(Exercise brief) Which lines of the listing hold the string "underrated"? Show each of them.

(Information provided)
Content starts

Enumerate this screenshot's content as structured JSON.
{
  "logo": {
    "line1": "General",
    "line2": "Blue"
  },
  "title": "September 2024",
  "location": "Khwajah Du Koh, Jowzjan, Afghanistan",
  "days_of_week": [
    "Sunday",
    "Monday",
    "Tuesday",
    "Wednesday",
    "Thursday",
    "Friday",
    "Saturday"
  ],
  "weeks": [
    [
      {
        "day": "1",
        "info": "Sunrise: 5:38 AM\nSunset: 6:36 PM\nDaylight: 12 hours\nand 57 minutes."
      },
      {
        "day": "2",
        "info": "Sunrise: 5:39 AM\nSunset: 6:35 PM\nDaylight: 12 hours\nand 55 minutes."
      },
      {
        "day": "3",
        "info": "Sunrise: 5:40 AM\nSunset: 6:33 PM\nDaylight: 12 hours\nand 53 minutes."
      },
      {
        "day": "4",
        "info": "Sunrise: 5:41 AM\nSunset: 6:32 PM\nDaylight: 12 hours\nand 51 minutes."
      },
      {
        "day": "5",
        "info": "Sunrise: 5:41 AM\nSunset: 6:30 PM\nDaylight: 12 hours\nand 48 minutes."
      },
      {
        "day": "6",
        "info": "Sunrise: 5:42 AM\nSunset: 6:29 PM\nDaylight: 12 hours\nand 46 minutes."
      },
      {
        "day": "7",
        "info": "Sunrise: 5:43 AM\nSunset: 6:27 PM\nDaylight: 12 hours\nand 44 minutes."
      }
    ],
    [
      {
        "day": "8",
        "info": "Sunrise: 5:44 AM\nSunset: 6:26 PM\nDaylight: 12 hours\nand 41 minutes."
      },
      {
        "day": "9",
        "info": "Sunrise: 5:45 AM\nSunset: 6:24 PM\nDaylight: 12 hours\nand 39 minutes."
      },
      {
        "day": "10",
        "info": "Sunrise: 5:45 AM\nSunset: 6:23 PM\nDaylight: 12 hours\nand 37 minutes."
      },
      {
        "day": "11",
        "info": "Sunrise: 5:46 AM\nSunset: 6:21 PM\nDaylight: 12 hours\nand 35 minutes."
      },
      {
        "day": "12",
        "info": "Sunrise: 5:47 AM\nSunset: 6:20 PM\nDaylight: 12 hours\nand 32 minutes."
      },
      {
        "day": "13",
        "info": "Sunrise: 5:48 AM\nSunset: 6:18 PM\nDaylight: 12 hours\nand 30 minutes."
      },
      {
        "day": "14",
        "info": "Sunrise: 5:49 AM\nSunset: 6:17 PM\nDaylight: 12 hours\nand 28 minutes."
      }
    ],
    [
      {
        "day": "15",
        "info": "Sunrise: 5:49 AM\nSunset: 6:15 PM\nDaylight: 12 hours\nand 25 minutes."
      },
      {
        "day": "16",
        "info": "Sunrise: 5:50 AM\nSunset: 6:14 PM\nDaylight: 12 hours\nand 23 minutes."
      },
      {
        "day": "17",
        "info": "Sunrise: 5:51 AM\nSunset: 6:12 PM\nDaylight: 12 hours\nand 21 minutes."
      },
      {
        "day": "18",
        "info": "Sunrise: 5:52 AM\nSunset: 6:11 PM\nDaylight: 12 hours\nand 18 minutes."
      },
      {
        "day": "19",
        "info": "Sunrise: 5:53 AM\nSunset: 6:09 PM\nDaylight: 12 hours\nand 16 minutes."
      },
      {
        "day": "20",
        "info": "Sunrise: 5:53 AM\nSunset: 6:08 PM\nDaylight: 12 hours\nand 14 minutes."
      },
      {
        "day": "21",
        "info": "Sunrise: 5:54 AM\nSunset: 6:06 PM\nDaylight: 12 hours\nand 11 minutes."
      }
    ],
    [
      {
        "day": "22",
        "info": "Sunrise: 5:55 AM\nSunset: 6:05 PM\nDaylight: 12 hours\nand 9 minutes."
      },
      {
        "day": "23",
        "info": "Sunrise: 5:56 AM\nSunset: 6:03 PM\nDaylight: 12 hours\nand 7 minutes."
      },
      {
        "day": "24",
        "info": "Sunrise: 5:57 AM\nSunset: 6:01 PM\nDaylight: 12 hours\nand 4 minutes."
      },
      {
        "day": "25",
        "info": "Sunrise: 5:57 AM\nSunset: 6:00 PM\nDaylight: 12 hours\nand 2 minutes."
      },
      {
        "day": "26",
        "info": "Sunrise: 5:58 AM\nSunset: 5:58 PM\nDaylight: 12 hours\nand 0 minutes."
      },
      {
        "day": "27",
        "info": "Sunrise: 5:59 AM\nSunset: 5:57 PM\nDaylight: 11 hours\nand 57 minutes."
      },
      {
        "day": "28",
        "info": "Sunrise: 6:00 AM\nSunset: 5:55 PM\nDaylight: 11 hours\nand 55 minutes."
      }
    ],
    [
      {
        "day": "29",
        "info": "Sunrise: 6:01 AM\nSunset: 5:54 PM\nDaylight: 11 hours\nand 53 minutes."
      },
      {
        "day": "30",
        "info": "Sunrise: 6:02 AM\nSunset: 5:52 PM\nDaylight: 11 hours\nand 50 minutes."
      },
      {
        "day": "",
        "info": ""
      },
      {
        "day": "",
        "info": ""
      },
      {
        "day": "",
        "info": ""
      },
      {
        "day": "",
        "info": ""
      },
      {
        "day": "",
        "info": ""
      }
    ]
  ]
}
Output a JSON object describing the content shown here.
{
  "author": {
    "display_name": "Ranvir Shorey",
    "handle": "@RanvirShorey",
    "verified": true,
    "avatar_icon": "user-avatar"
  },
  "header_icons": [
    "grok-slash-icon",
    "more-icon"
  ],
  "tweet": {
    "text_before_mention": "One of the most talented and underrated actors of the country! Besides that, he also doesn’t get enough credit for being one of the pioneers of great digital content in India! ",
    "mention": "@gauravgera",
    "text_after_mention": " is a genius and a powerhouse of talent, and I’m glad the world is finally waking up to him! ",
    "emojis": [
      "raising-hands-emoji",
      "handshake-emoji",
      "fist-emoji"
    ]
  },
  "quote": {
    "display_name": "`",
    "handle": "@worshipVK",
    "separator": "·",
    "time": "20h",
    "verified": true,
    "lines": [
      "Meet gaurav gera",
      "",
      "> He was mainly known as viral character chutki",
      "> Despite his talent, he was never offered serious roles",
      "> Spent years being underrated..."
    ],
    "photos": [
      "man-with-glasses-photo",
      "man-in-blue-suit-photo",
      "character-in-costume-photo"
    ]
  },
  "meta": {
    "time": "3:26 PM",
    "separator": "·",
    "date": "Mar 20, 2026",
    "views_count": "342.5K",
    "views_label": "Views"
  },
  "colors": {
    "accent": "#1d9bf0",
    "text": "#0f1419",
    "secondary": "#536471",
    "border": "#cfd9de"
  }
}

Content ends

(Output of the task)
    "text_before_mention": "One of the most talented and underrated actors of the country! Besides that, he also doesn’t get enough credit for being one of the pioneers of great digital content in India! ",
      "> Spent years being underrated..."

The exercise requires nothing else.